→ **GIVEN DATA**

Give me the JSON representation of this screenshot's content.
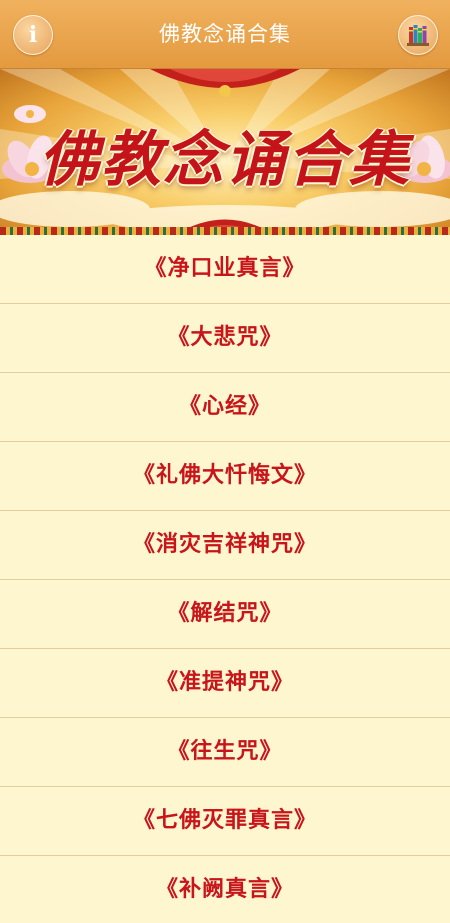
{
  "header": {
    "title": "佛教念诵合集",
    "info_icon_glyph": "i",
    "left_icon": "info-icon",
    "right_icon": "books-icon"
  },
  "banner": {
    "title": "佛教念诵合集"
  },
  "list": {
    "items": [
      {
        "label": "《净口业真言》"
      },
      {
        "label": "《大悲咒》"
      },
      {
        "label": "《心经》"
      },
      {
        "label": "《礼佛大忏悔文》"
      },
      {
        "label": "《消灾吉祥神咒》"
      },
      {
        "label": "《解结咒》"
      },
      {
        "label": "《准提神咒》"
      },
      {
        "label": "《往生咒》"
      },
      {
        "label": "《七佛灭罪真言》"
      },
      {
        "label": "《补阙真言》"
      }
    ]
  },
  "colors": {
    "header_bg": "#e9a54c",
    "list_bg": "#fdf6cf",
    "item_text": "#c8141a",
    "divider": "#e5cda0"
  }
}
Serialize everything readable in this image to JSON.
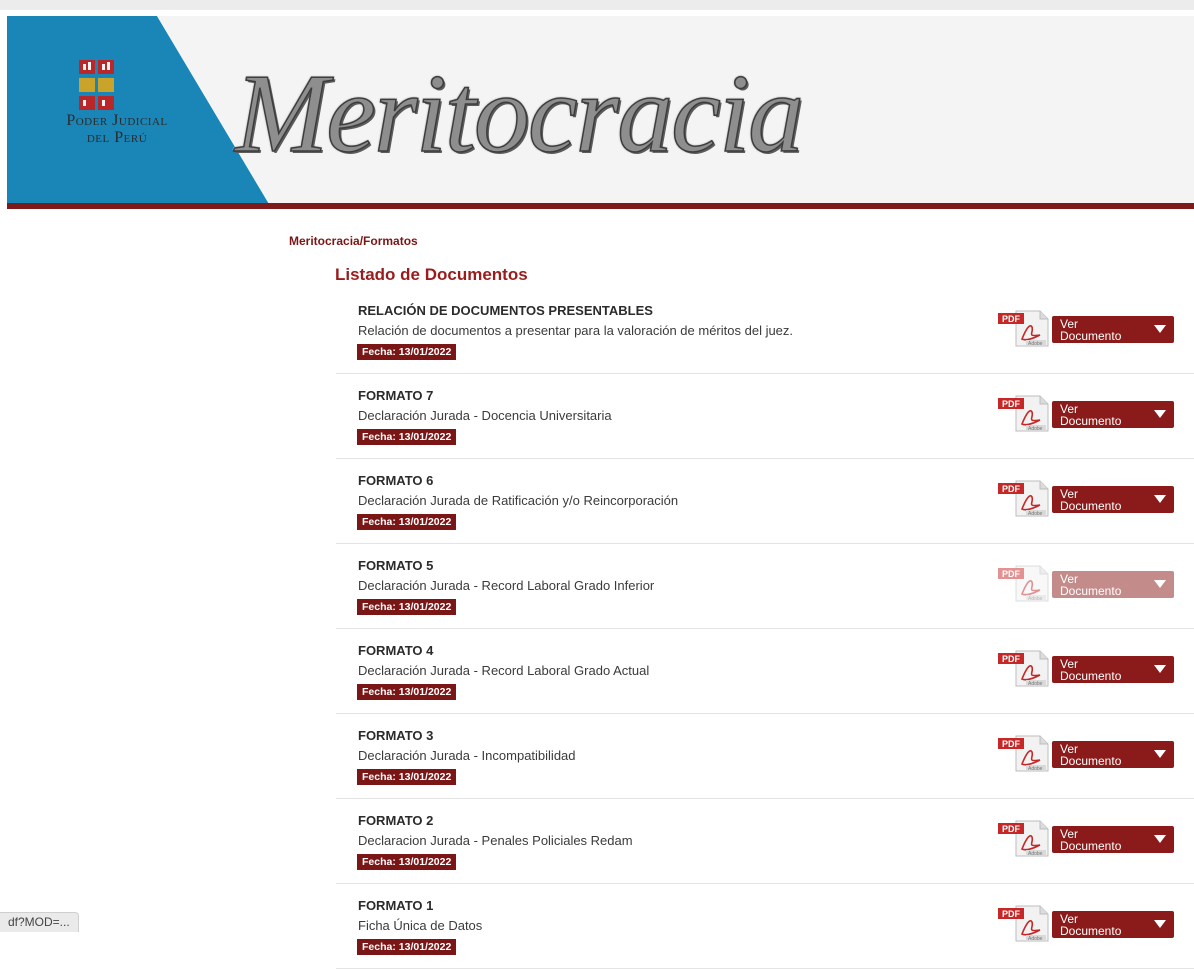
{
  "header": {
    "logo_line1": "Poder Judicial",
    "logo_line2": "del Perú",
    "title": "Meritocracia",
    "brand_blue": "#1a86b8",
    "brand_red": "#7d1b1b"
  },
  "breadcrumb": "Meritocracia/Formatos",
  "list_title": "Listado de Documentos",
  "button": {
    "line1": "Ver",
    "line2": "Documento",
    "icon": "pdf-adobe-icon"
  },
  "documents": [
    {
      "title": "RELACIÓN DE DOCUMENTOS PRESENTABLES",
      "desc": "Relación de documentos a presentar para la valoración de méritos del juez.",
      "date": "Fecha: 13/01/2022"
    },
    {
      "title": "FORMATO 7",
      "desc": "Declaración Jurada - Docencia Universitaria",
      "date": "Fecha: 13/01/2022"
    },
    {
      "title": "FORMATO 6",
      "desc": "Declaración Jurada de Ratificación y/o Reincorporación",
      "date": "Fecha: 13/01/2022"
    },
    {
      "title": "FORMATO 5",
      "desc": "Declaración Jurada - Record Laboral Grado Inferior",
      "date": "Fecha: 13/01/2022"
    },
    {
      "title": "FORMATO 4",
      "desc": "Declaración Jurada - Record Laboral Grado Actual",
      "date": "Fecha: 13/01/2022"
    },
    {
      "title": "FORMATO 3",
      "desc": "Declaración Jurada - Incompatibilidad",
      "date": "Fecha: 13/01/2022"
    },
    {
      "title": "FORMATO 2",
      "desc": "Declaracion Jurada - Penales Policiales Redam",
      "date": "Fecha: 13/01/2022"
    },
    {
      "title": "FORMATO 1",
      "desc": "Ficha Única de Datos",
      "date": "Fecha: 13/01/2022"
    }
  ],
  "status_bar": "df?MOD=..."
}
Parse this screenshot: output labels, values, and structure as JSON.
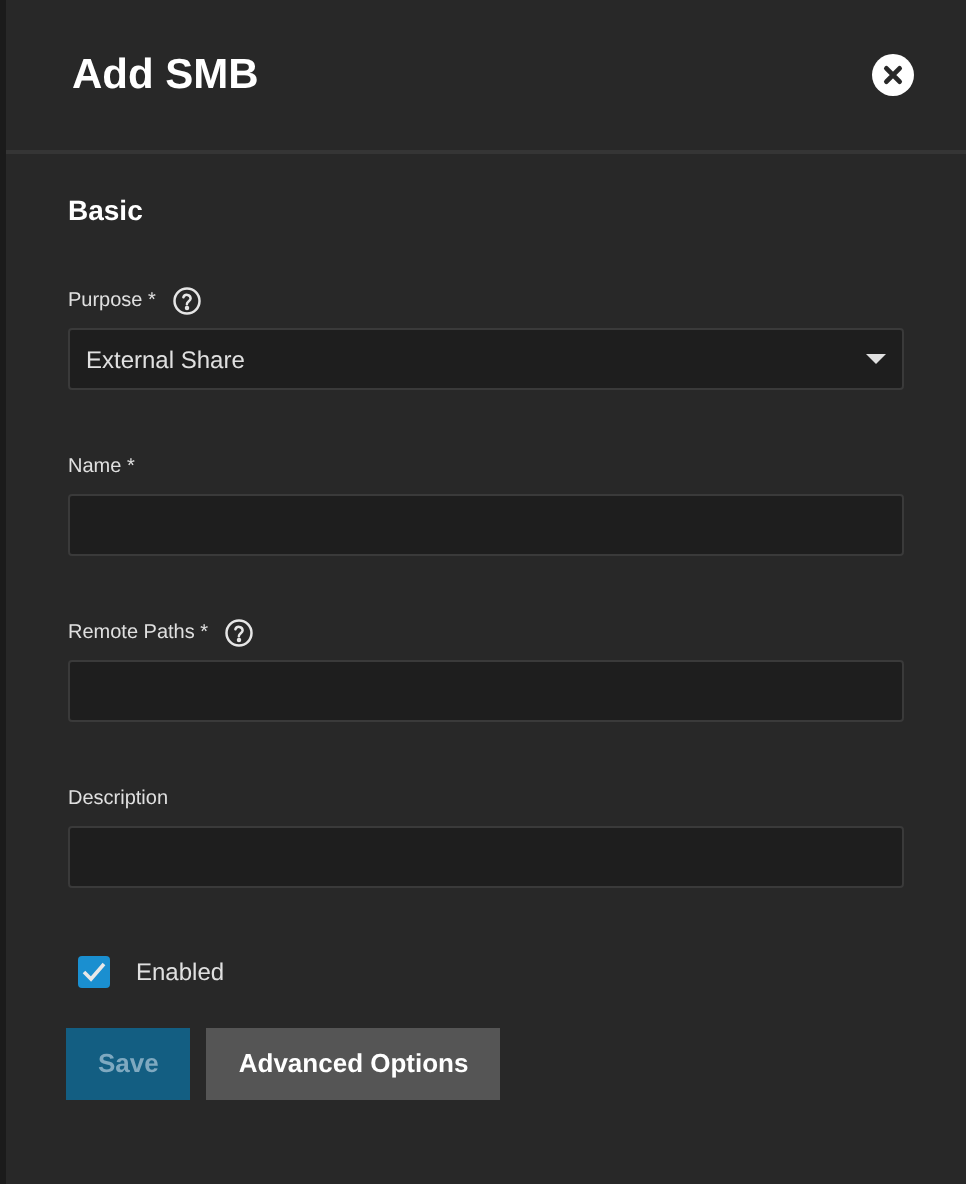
{
  "dialog": {
    "title": "Add SMB"
  },
  "section": {
    "title": "Basic"
  },
  "fields": [
    {
      "kind": "select",
      "label": "Purpose *",
      "help": true,
      "value": "External Share"
    },
    {
      "kind": "text",
      "label": "Name *",
      "help": false
    },
    {
      "kind": "text",
      "label": "Remote Paths *",
      "help": true
    },
    {
      "kind": "text",
      "label": "Description",
      "help": false
    }
  ],
  "enabled": {
    "label": "Enabled",
    "checked": true
  },
  "buttons": [
    {
      "kind": "primary",
      "label": "Save",
      "disabled": true
    },
    {
      "kind": "secondary",
      "label": "Advanced Options",
      "disabled": false
    }
  ]
}
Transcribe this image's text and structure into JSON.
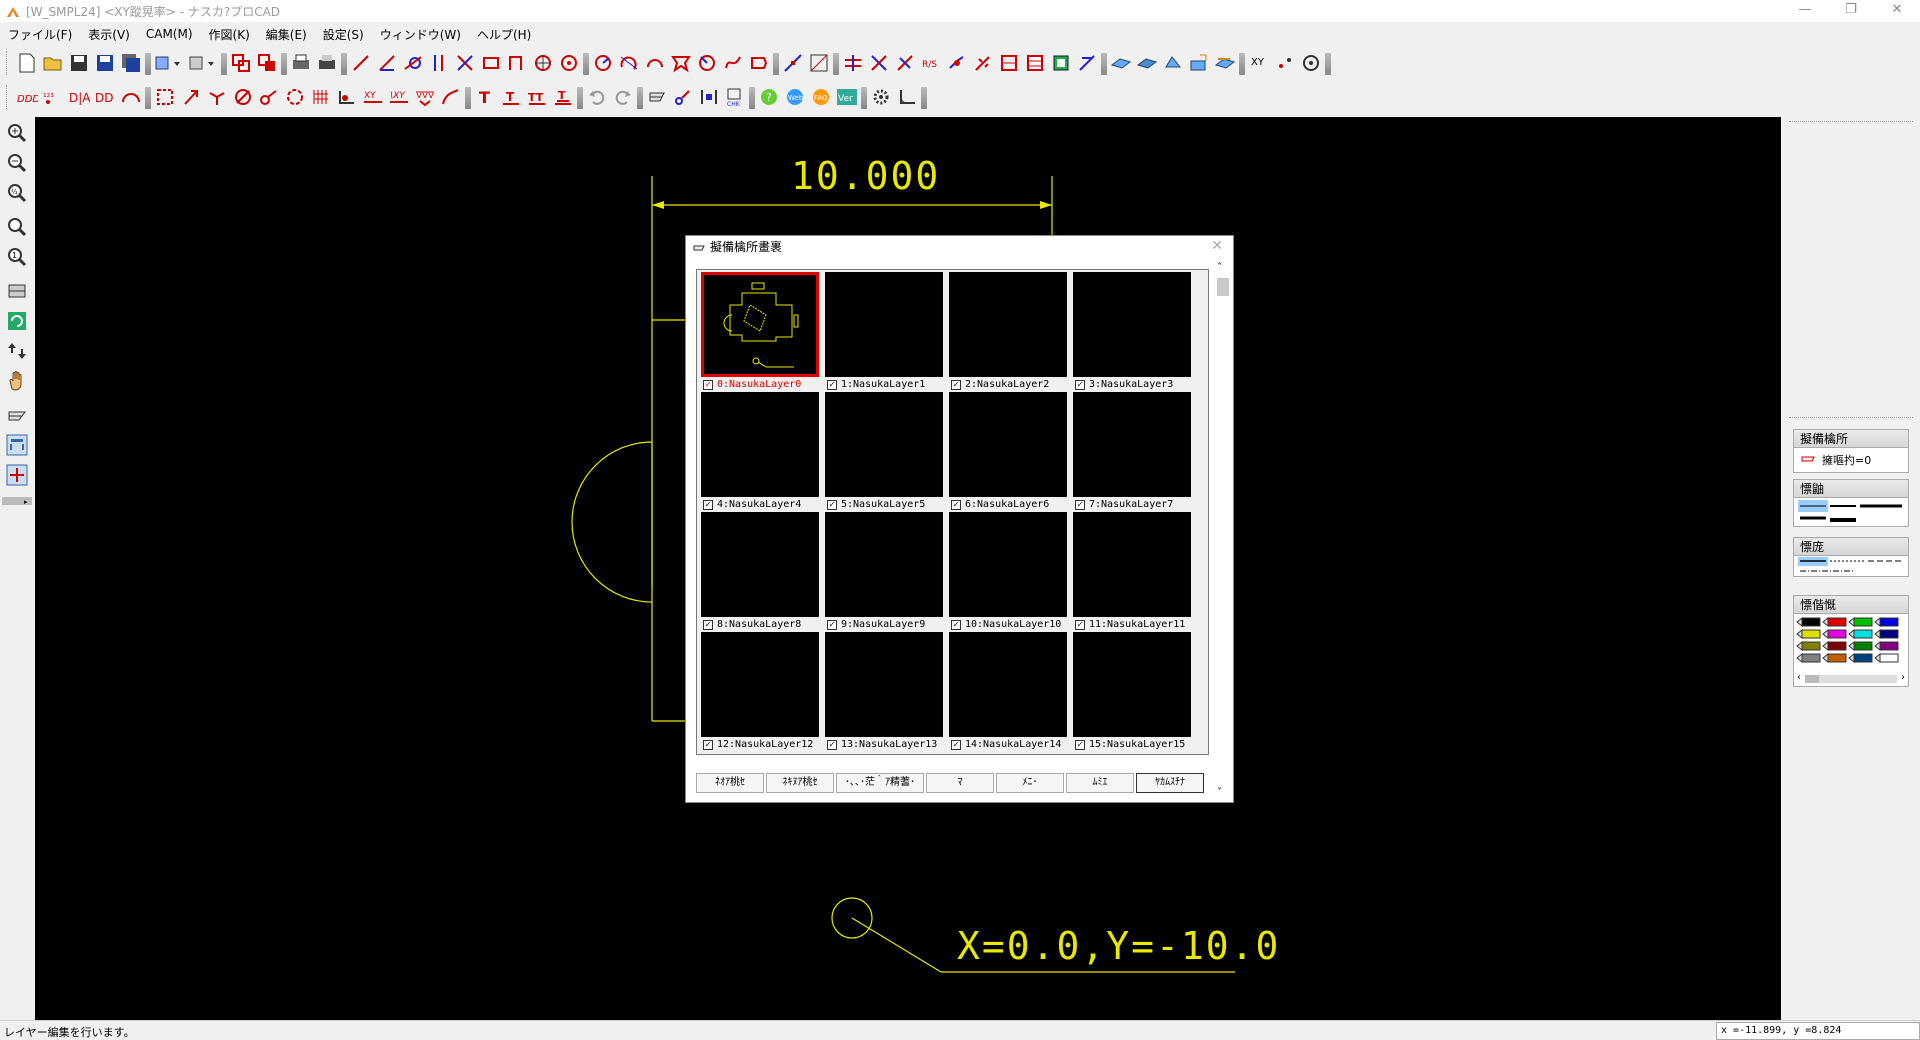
{
  "window": {
    "title": "[W_SMPL24] <XY蹤晃率> - ナスカ?プロCAD",
    "controls": [
      "—",
      "❐",
      "✕"
    ]
  },
  "menubar": [
    "ファイル(F)",
    "表示(V)",
    "CAM(M)",
    "作図(K)",
    "編集(E)",
    "設定(S)",
    "ウィンドウ(W)",
    "ヘルプ(H)"
  ],
  "toolbar_row1_icons": [
    "new-file-icon",
    "open-folder-icon",
    "save-icon",
    "save-as-icon",
    "save-all-icon",
    "import-icon",
    "export-icon",
    "copy-layer-icon",
    "paste-layer-icon",
    "print-icon",
    "printer-setup-icon",
    "line-icon",
    "angle-line-icon",
    "tangent-line-icon",
    "parallel-line-icon",
    "perpendicular-icon",
    "rectangle-icon",
    "polyline-icon",
    "circle-center-icon",
    "circle-icon",
    "arc-icon",
    "fillet-icon",
    "arc-3pt-icon",
    "polygon-icon",
    "spline-icon",
    "chamfer-icon",
    "dimension-line-icon",
    "frame-icon",
    "trim-icon",
    "cross-icon",
    "break-icon",
    "scale-icon",
    "mirror-icon",
    "point-icon",
    "hole-icon",
    "offset-icon",
    "array-icon",
    "measure-icon",
    "plane-view-icon",
    "iso-view-icon",
    "solid-icon",
    "surface-icon",
    "edge-icon",
    "xy-coord-icon",
    "dot-icon",
    "target-icon"
  ],
  "toolbar_row2_icons": [
    "dim-horizontal-icon",
    "dim-vertical-icon",
    "dim-diagonal-icon",
    "dim-diameter-icon",
    "dim-angle-icon",
    "region-icon",
    "corner-icon",
    "join-icon",
    "no-circle-icon",
    "link-icon",
    "rotate-icon",
    "grid-icon",
    "node-icon",
    "xy-dim-icon",
    "xy-align-icon",
    "chevron-dim-icon",
    "curve-arrow-icon",
    "text-icon",
    "text-underline-icon",
    "text-base-icon",
    "text-fill-icon",
    "undo-icon",
    "redo-icon",
    "layer-icon",
    "cam-path-icon",
    "width-icon",
    "check-icon",
    "help-icon",
    "web-icon",
    "faq-icon",
    "version-icon",
    "gear-icon",
    "corner-tool-icon"
  ],
  "left_toolbar_icons": [
    "zoom-in-icon",
    "zoom-out-icon",
    "zoom-half-icon",
    "zoom-window-icon",
    "zoom-one-icon",
    "fit-icon",
    "redraw-icon",
    "swap-icon",
    "pan-hand-icon",
    "layer-stack-icon",
    "frame-view-icon",
    "crosshair-icon"
  ],
  "canvas": {
    "dimension_text": "10.000",
    "coord_annotation": "X=0.0,Y=-10.0",
    "line_color": "#e8e800",
    "background": "#000000"
  },
  "dialog": {
    "title": "擬備檎所畫裹",
    "layers": [
      {
        "label": "0:NasukaLayer0",
        "checked": true,
        "active": true
      },
      {
        "label": "1:NasukaLayer1",
        "checked": true,
        "active": false
      },
      {
        "label": "2:NasukaLayer2",
        "checked": true,
        "active": false
      },
      {
        "label": "3:NasukaLayer3",
        "checked": true,
        "active": false
      },
      {
        "label": "4:NasukaLayer4",
        "checked": true,
        "active": false
      },
      {
        "label": "5:NasukaLayer5",
        "checked": true,
        "active": false
      },
      {
        "label": "6:NasukaLayer6",
        "checked": true,
        "active": false
      },
      {
        "label": "7:NasukaLayer7",
        "checked": true,
        "active": false
      },
      {
        "label": "8:NasukaLayer8",
        "checked": true,
        "active": false
      },
      {
        "label": "9:NasukaLayer9",
        "checked": true,
        "active": false
      },
      {
        "label": "10:NasukaLayer10",
        "checked": true,
        "active": false
      },
      {
        "label": "11:NasukaLayer11",
        "checked": true,
        "active": false
      },
      {
        "label": "12:NasukaLayer12",
        "checked": true,
        "active": false
      },
      {
        "label": "13:NasukaLayer13",
        "checked": true,
        "active": false
      },
      {
        "label": "14:NasukaLayer14",
        "checked": true,
        "active": false
      },
      {
        "label": "15:NasukaLayer15",
        "checked": true,
        "active": false
      }
    ],
    "buttons": [
      "ﾈｵｱ桃ｾ",
      "ﾈｷﾇｱ桃ｾ",
      "･､､･茫｀ｱ精蓍･",
      "ﾏ",
      "ﾒﾆ･",
      "ﾑﾐｴ",
      "ﾔｶﾑｽﾁﾅ"
    ]
  },
  "right_panel": {
    "groups": [
      {
        "title": "擬備檎所",
        "value": "擁嘔扚=0"
      },
      {
        "title": "慓鼬",
        "value": ""
      },
      {
        "title": "慓庞",
        "value": ""
      },
      {
        "title": "慓偕慨",
        "value": ""
      }
    ],
    "palette_colors": [
      "#000000",
      "#e00000",
      "#00c000",
      "#0000e0",
      "#e0e000",
      "#e000e0",
      "#00e0e0",
      "#000080",
      "#808000",
      "#800000",
      "#008000",
      "#800080",
      "#808080",
      "#c06000",
      "#004080",
      "#ffffff"
    ]
  },
  "statusbar": {
    "message": "レイヤー編集を行います。",
    "coordinates": "x =-11.899,     y =8.824"
  }
}
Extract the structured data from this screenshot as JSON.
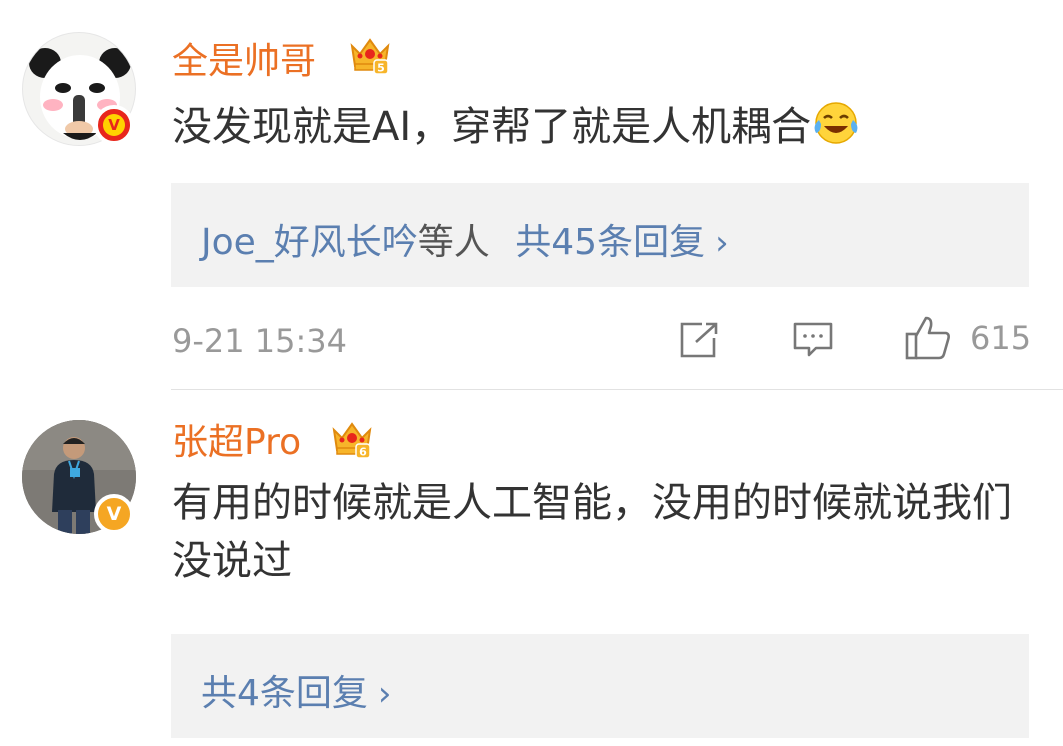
{
  "comments": [
    {
      "username": "全是帅哥",
      "crown_level": "5",
      "text": "没发现就是AI，穿帮了就是人机耦合",
      "emoji": "laughing-tears-icon",
      "reply_link_users": "Joe_好风长吟",
      "reply_link_suffix": "等人",
      "reply_count_text": "共45条回复",
      "chevron": "›",
      "timestamp": "9-21 15:34",
      "like_count": "615",
      "verified_badge": "V",
      "badge_color": "#e8261c"
    },
    {
      "username": "张超Pro",
      "crown_level": "6",
      "text": "有用的时候就是人工智能，没用的时候就说我们没说过",
      "reply_count_text": "共4条回复",
      "chevron": "›",
      "verified_badge": "V",
      "badge_color": "#f5a623"
    }
  ],
  "colors": {
    "username": "#eb7024",
    "link": "#5b7fb0",
    "meta": "#999999",
    "reply_bg": "#f2f2f2"
  }
}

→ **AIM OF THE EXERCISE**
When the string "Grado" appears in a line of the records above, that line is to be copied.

→ **FINISHED TASK**
      "desc": "Declaración Jurada - Record Laboral Grado Inferior",
      "desc": "Declaración Jurada - Record Laboral Grado Actual",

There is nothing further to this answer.